__The task__: Every entry should appear in your answer exactly as it does here.

__Extracted information__:

******************************

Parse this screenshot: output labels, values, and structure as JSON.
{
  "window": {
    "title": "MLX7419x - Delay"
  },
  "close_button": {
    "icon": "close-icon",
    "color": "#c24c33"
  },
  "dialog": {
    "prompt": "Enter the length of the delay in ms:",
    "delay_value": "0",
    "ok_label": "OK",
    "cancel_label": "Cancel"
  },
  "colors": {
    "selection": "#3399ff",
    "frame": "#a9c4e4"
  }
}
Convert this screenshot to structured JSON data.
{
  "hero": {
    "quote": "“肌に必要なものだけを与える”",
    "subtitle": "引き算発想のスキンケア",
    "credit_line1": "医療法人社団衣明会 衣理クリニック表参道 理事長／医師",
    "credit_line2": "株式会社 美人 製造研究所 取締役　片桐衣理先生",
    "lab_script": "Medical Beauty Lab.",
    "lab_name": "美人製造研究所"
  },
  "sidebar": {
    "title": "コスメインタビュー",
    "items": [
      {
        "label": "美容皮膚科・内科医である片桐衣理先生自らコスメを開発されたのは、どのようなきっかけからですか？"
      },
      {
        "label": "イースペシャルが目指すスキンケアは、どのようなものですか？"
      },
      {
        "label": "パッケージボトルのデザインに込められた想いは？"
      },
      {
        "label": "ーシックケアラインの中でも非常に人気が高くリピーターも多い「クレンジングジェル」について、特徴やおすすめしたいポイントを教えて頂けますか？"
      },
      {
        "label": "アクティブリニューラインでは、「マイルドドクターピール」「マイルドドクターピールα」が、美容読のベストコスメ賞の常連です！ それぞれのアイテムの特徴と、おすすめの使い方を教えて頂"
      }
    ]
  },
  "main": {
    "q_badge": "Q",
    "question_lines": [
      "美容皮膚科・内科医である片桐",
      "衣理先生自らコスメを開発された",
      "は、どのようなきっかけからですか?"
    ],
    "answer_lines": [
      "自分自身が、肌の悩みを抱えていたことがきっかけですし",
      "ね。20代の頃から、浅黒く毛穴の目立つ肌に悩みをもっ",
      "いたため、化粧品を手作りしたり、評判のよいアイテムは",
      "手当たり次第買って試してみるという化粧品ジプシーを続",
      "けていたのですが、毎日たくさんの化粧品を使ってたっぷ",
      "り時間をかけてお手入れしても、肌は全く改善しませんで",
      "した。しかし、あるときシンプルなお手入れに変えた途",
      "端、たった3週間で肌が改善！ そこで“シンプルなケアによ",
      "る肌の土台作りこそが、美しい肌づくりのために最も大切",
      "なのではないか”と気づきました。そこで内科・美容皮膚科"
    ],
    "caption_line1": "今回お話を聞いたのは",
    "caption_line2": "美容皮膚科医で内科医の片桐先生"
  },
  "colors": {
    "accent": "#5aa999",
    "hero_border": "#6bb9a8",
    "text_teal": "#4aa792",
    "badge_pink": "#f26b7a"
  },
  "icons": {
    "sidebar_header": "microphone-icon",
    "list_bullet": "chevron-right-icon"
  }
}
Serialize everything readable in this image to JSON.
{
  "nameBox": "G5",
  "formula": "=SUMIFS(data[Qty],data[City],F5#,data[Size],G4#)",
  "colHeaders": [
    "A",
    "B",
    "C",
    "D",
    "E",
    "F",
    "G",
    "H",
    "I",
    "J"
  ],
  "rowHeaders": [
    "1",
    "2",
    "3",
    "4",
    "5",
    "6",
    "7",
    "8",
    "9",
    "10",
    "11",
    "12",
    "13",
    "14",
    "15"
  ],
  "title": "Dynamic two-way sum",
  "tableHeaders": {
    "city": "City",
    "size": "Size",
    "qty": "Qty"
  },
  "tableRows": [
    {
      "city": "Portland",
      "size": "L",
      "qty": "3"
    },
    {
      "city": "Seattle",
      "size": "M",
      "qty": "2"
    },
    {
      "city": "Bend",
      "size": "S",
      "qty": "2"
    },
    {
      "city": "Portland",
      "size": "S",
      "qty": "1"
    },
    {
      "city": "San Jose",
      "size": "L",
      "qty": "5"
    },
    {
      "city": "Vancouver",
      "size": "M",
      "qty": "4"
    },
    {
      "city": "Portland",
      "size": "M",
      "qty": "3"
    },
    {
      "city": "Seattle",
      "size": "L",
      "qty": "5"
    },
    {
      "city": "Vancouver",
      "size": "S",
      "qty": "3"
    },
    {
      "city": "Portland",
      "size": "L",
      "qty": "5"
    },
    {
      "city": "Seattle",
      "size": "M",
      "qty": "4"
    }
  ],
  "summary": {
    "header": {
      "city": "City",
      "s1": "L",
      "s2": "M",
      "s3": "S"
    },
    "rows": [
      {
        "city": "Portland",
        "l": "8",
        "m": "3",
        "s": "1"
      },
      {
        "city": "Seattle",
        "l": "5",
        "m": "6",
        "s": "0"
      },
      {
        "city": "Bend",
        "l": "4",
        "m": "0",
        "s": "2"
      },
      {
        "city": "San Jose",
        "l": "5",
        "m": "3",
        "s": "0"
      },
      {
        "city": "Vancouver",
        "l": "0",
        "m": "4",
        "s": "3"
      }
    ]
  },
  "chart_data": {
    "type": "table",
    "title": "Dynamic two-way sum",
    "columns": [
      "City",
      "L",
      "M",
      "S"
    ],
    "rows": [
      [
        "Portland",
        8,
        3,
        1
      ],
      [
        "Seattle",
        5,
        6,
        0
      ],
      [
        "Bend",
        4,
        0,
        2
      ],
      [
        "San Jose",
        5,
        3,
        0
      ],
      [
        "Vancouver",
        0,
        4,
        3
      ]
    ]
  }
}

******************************

__Task response__:
Parse this screenshot: output labels, values, and structure as JSON.
{
  "window": {
    "title": "MLX7419x - Delay"
  },
  "close_button": {
    "icon": "close-icon",
    "color": "#c24c33"
  },
  "dialog": {
    "prompt": "Enter the length of the delay in ms:",
    "delay_value": "0",
    "ok_label": "OK",
    "cancel_label": "Cancel"
  },
  "colors": {
    "selection": "#3399ff",
    "frame": "#a9c4e4"
  }
}
Convert this screenshot to structured JSON data.
{
  "hero": {
    "quote": "“肌に必要なものだけを与える”",
    "subtitle": "引き算発想のスキンケア",
    "credit_line1": "医療法人社団衣明会 衣理クリニック表参道 理事長／医師",
    "credit_line2": "株式会社 美人 製造研究所 取締役　片桐衣理先生",
    "lab_script": "Medical Beauty Lab.",
    "lab_name": "美人製造研究所"
  },
  "sidebar": {
    "title": "コスメインタビュー",
    "items": [
      {
        "label": "美容皮膚科・内科医である片桐衣理先生自らコスメを開発されたのは、どのようなきっかけからですか？"
      },
      {
        "label": "イースペシャルが目指すスキンケアは、どのようなものですか？"
      },
      {
        "label": "パッケージボトルのデザインに込められた想いは？"
      },
      {
        "label": "ーシックケアラインの中でも非常に人気が高くリピーターも多い「クレンジングジェル」について、特徴やおすすめしたいポイントを教えて頂けますか？"
      },
      {
        "label": "アクティブリニューラインでは、「マイルドドクターピール」「マイルドドクターピールα」が、美容読のベストコスメ賞の常連です！ それぞれのアイテムの特徴と、おすすめの使い方を教えて頂"
      }
    ]
  },
  "main": {
    "q_badge": "Q",
    "question_lines": [
      "美容皮膚科・内科医である片桐",
      "衣理先生自らコスメを開発された",
      "は、どのようなきっかけからですか?"
    ],
    "answer_lines": [
      "自分自身が、肌の悩みを抱えていたことがきっかけですし",
      "ね。20代の頃から、浅黒く毛穴の目立つ肌に悩みをもっ",
      "いたため、化粧品を手作りしたり、評判のよいアイテムは",
      "手当たり次第買って試してみるという化粧品ジプシーを続",
      "けていたのですが、毎日たくさんの化粧品を使ってたっぷ",
      "り時間をかけてお手入れしても、肌は全く改善しませんで",
      "した。しかし、あるときシンプルなお手入れに変えた途",
      "端、たった3週間で肌が改善！ そこで“シンプルなケアによ",
      "る肌の土台作りこそが、美しい肌づくりのために最も大切",
      "なのではないか”と気づきました。そこで内科・美容皮膚科"
    ],
    "caption_line1": "今回お話を聞いたのは",
    "caption_line2": "美容皮膚科医で内科医の片桐先生"
  },
  "colors": {
    "accent": "#5aa999",
    "hero_border": "#6bb9a8",
    "text_teal": "#4aa792",
    "badge_pink": "#f26b7a"
  },
  "icons": {
    "sidebar_header": "microphone-icon",
    "list_bullet": "chevron-right-icon"
  }
}
Serialize everything readable in this image to JSON.
{
  "nameBox": "G5",
  "formula": "=SUMIFS(data[Qty],data[City],F5#,data[Size],G4#)",
  "colHeaders": [
    "A",
    "B",
    "C",
    "D",
    "E",
    "F",
    "G",
    "H",
    "I",
    "J"
  ],
  "rowHeaders": [
    "1",
    "2",
    "3",
    "4",
    "5",
    "6",
    "7",
    "8",
    "9",
    "10",
    "11",
    "12",
    "13",
    "14",
    "15"
  ],
  "title": "Dynamic two-way sum",
  "tableHeaders": {
    "city": "City",
    "size": "Size",
    "qty": "Qty"
  },
  "tableRows": [
    {
      "city": "Portland",
      "size": "L",
      "qty": "3"
    },
    {
      "city": "Seattle",
      "size": "M",
      "qty": "2"
    },
    {
      "city": "Bend",
      "size": "S",
      "qty": "2"
    },
    {
      "city": "Portland",
      "size": "S",
      "qty": "1"
    },
    {
      "city": "San Jose",
      "size": "L",
      "qty": "5"
    },
    {
      "city": "Vancouver",
      "size": "M",
      "qty": "4"
    },
    {
      "city": "Portland",
      "size": "M",
      "qty": "3"
    },
    {
      "city": "Seattle",
      "size": "L",
      "qty": "5"
    },
    {
      "city": "Vancouver",
      "size": "S",
      "qty": "3"
    },
    {
      "city": "Portland",
      "size": "L",
      "qty": "5"
    },
    {
      "city": "Seattle",
      "size": "M",
      "qty": "4"
    }
  ],
  "summary": {
    "header": {
      "city": "City",
      "s1": "L",
      "s2": "M",
      "s3": "S"
    },
    "rows": [
      {
        "city": "Portland",
        "l": "8",
        "m": "3",
        "s": "1"
      },
      {
        "city": "Seattle",
        "l": "5",
        "m": "6",
        "s": "0"
      },
      {
        "city": "Bend",
        "l": "4",
        "m": "0",
        "s": "2"
      },
      {
        "city": "San Jose",
        "l": "5",
        "m": "3",
        "s": "0"
      },
      {
        "city": "Vancouver",
        "l": "0",
        "m": "4",
        "s": "3"
      }
    ]
  },
  "chart_data": {
    "type": "table",
    "title": "Dynamic two-way sum",
    "columns": [
      "City",
      "L",
      "M",
      "S"
    ],
    "rows": [
      [
        "Portland",
        8,
        3,
        1
      ],
      [
        "Seattle",
        5,
        6,
        0
      ],
      [
        "Bend",
        4,
        0,
        2
      ],
      [
        "San Jose",
        5,
        3,
        0
      ],
      [
        "Vancouver",
        0,
        4,
        3
      ]
    ]
  }
}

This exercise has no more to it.